Link to DOI – 10.3389/fcimb.2020.00407
Front Cell Infect Microbiol 2020 ; 10(): 407
Vector-borne diseases are responsible for over a billion infections each year and nearly one million deaths. Mosquito-borne dengue virus, West Nile, Japanese encephalitis, Zika, Chikungunya, and Rift Valley Fever viruses constitute major public health problems in regions with high densities of arthropod vectors. During the initial step of the transmission cycle, vector, host, and virus converge at the bite site, where local immune cells interact with the vector’s saliva. Hematophagous mosquito saliva is a mixture of bioactive components known to modulate vertebrate hemostasis, immunity, and inflammation during the insect’s feeding process. The capacity of mosquito saliva to modulate the host immune response has been well-studied over the last few decades and has led to the consensus that the presence of saliva is linked to the enhancement of virus transmission, host susceptibility, disease progression, viremia levels, and mortality.

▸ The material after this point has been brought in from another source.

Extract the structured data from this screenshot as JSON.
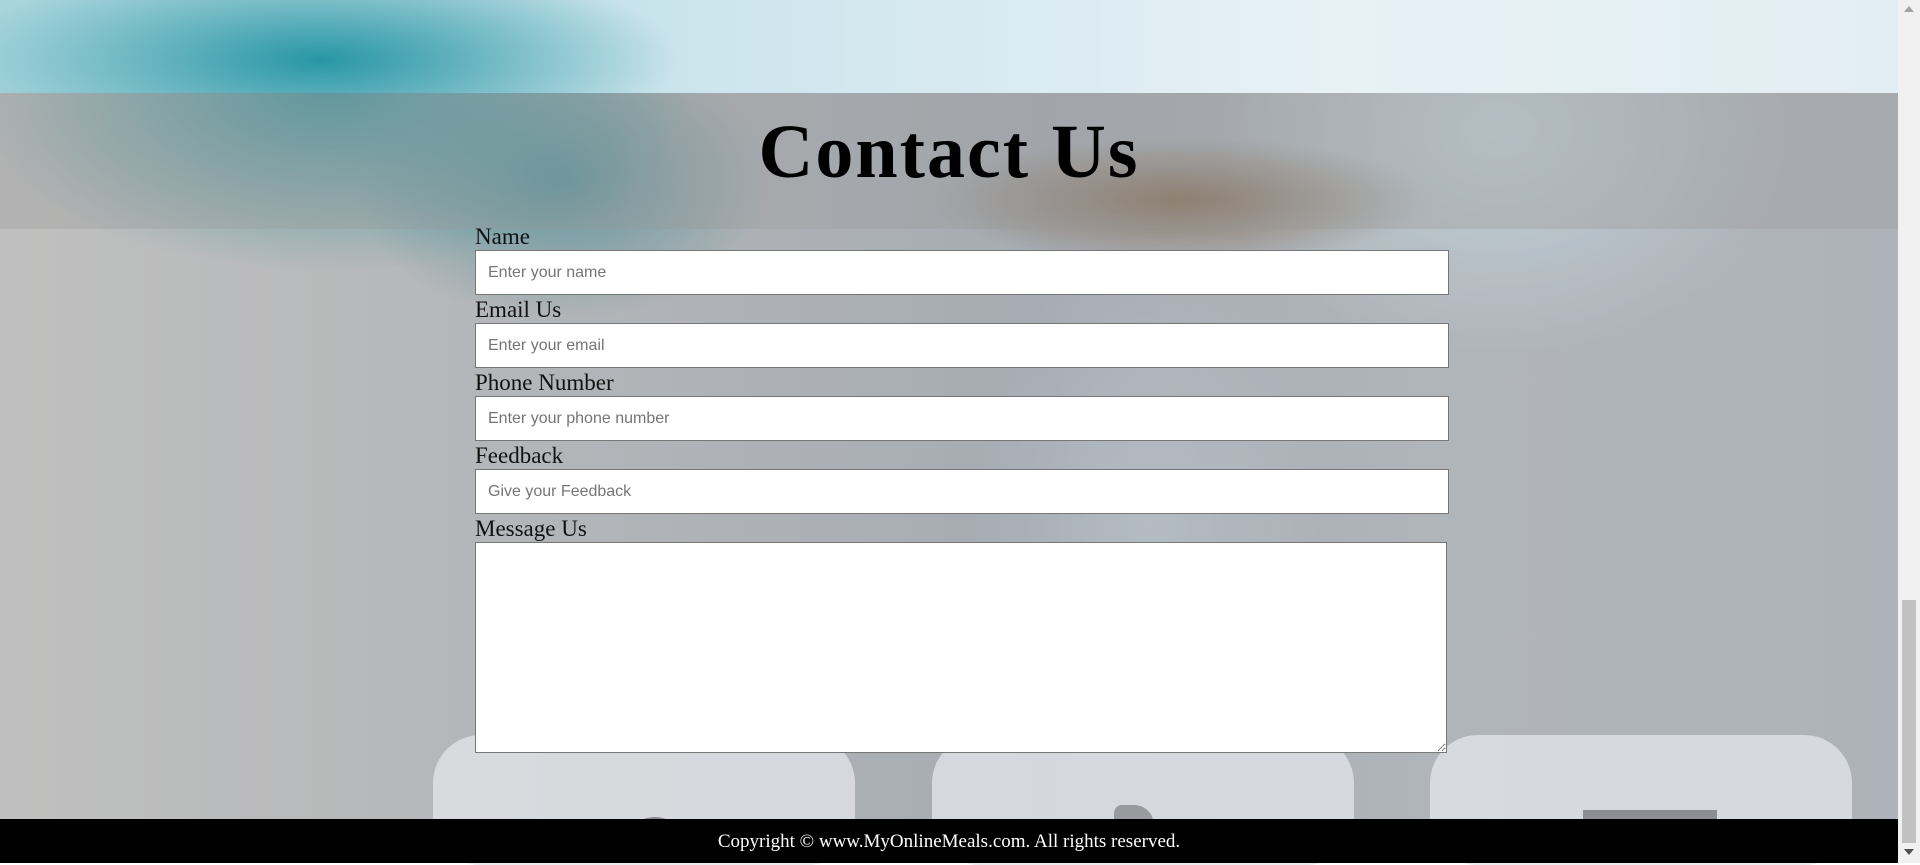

We review some of the major aspects of the interactions between mosquito saliva and the host immune response that may be useful for future studies on the control of arboviruses.